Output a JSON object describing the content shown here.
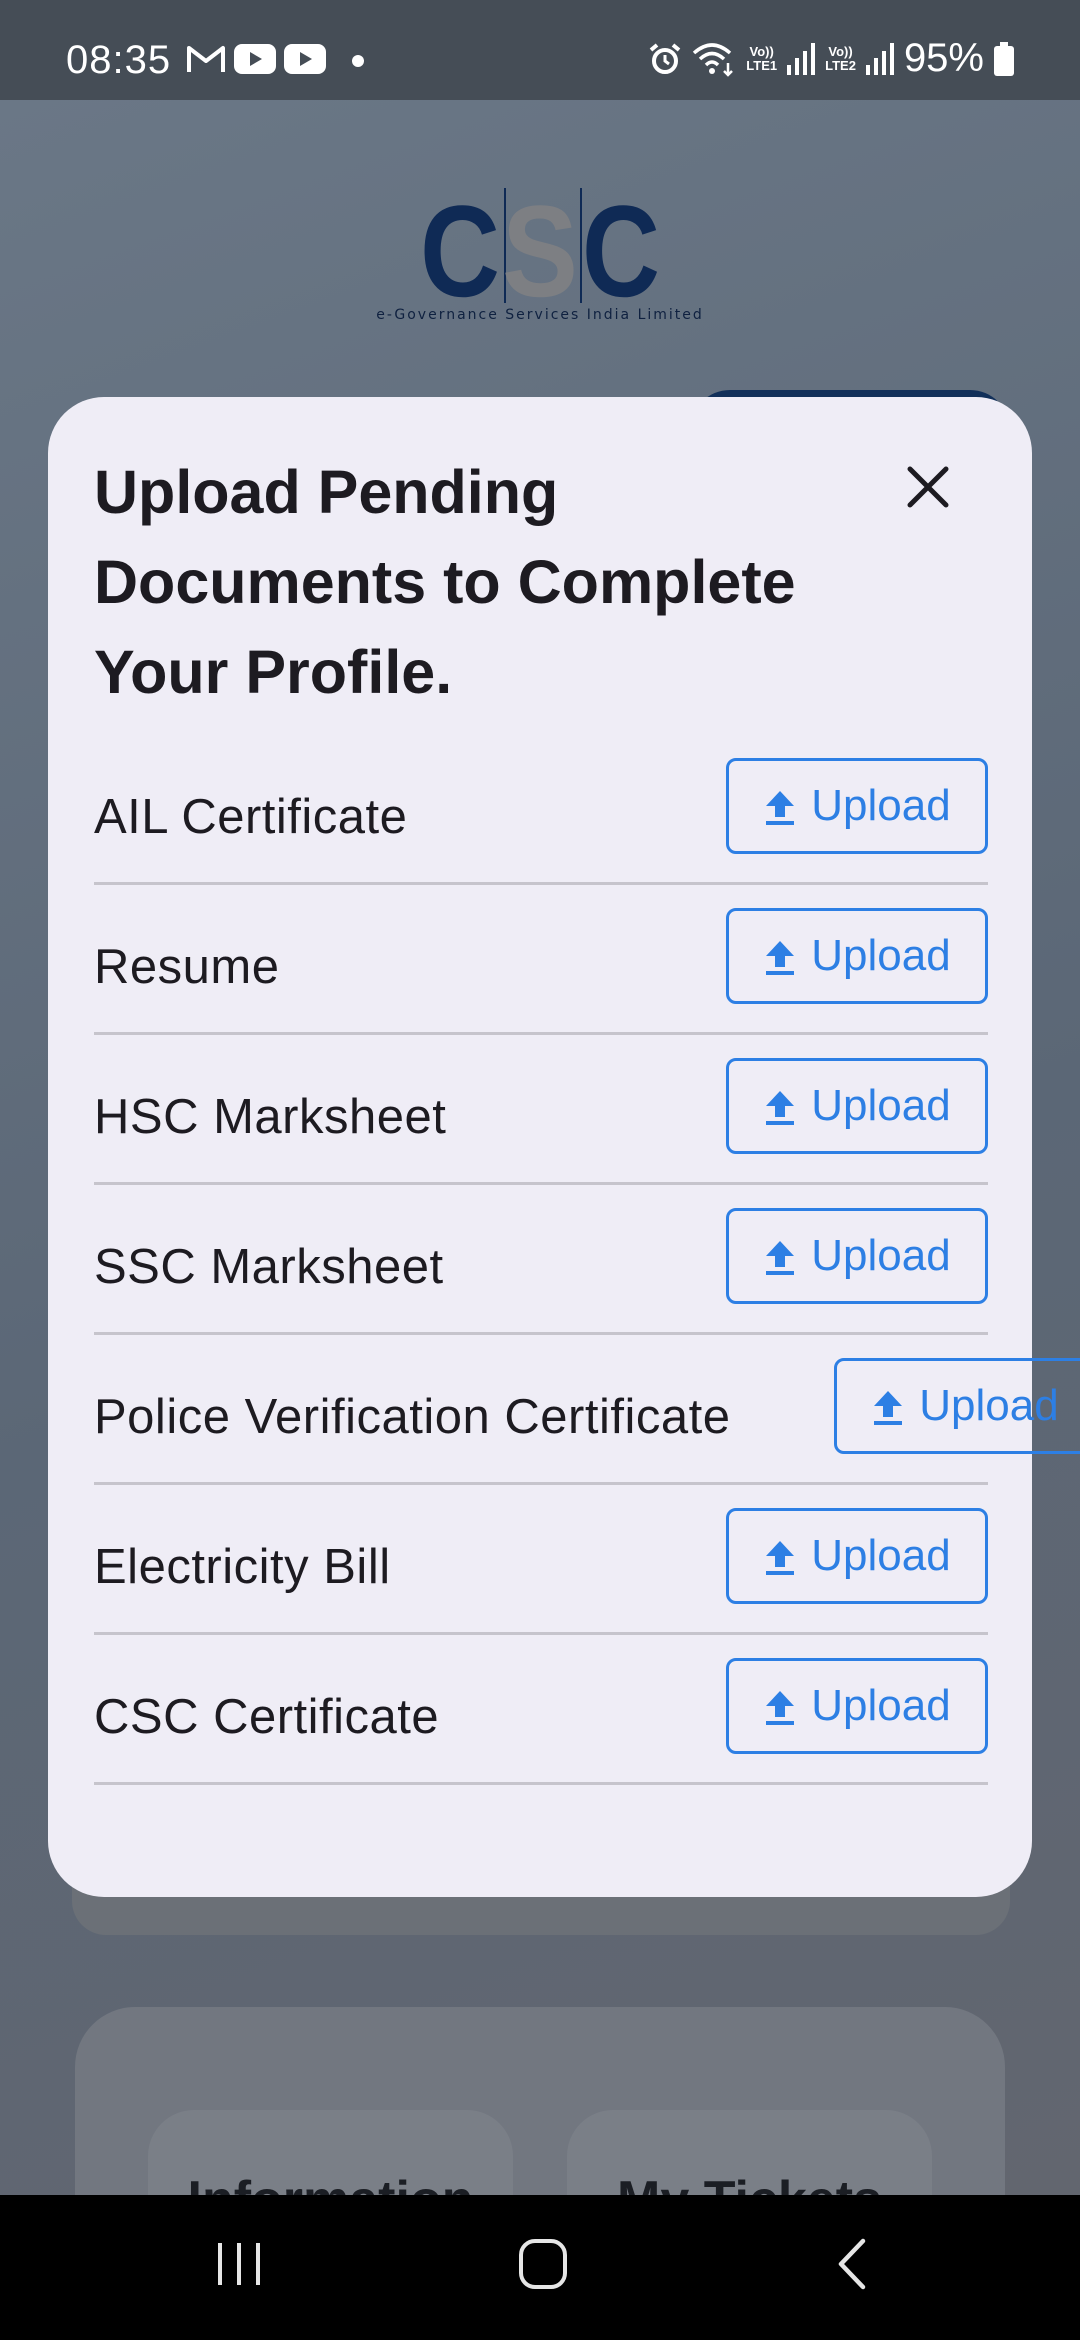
{
  "status_bar": {
    "time": "08:35",
    "battery": "95%",
    "sim1_label": "LTE1",
    "sim2_label": "LTE2",
    "volte_label": "Vo))",
    "icons": [
      "gmail-icon",
      "youtube-icon",
      "youtube-icon",
      "dot-icon",
      "alarm-icon",
      "wifi-icon",
      "signal-icon",
      "signal-icon",
      "battery-icon"
    ]
  },
  "background": {
    "logo_text": "CSC",
    "logo_subtitle": "e-Governance Services India Limited",
    "tiles": [
      "Information",
      "My Tickets"
    ]
  },
  "modal": {
    "title": "Upload Pending Documents to Complete Your Profile.",
    "close_icon": "close-icon",
    "upload_label": "Upload",
    "documents": [
      {
        "label": "AIL Certificate"
      },
      {
        "label": "Resume"
      },
      {
        "label": "HSC Marksheet"
      },
      {
        "label": "SSC Marksheet"
      },
      {
        "label": "Police Verification Certificate"
      },
      {
        "label": "Electricity Bill"
      },
      {
        "label": "CSC Certificate"
      }
    ]
  },
  "nav_bar": {
    "icons": [
      "recent-apps-icon",
      "home-icon",
      "back-icon"
    ]
  },
  "colors": {
    "accent": "#2d7fe4",
    "modal_bg": "#efedf6",
    "logo_blue": "#0f2a55",
    "logo_grey": "#7d7f83"
  }
}
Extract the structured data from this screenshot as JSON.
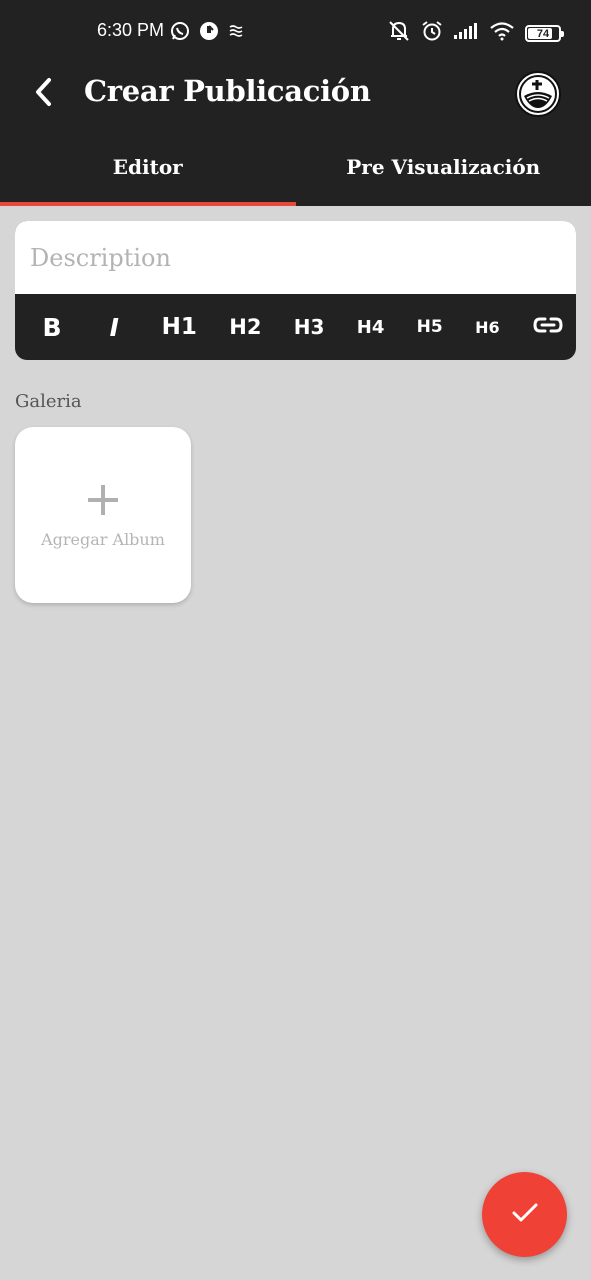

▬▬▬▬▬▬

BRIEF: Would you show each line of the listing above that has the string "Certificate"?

REPLY TO THE EXERCISE:
        "label": "AIL Certificate"
        "label": "Police Verification Certificate"
        "label": "CSC Certificate"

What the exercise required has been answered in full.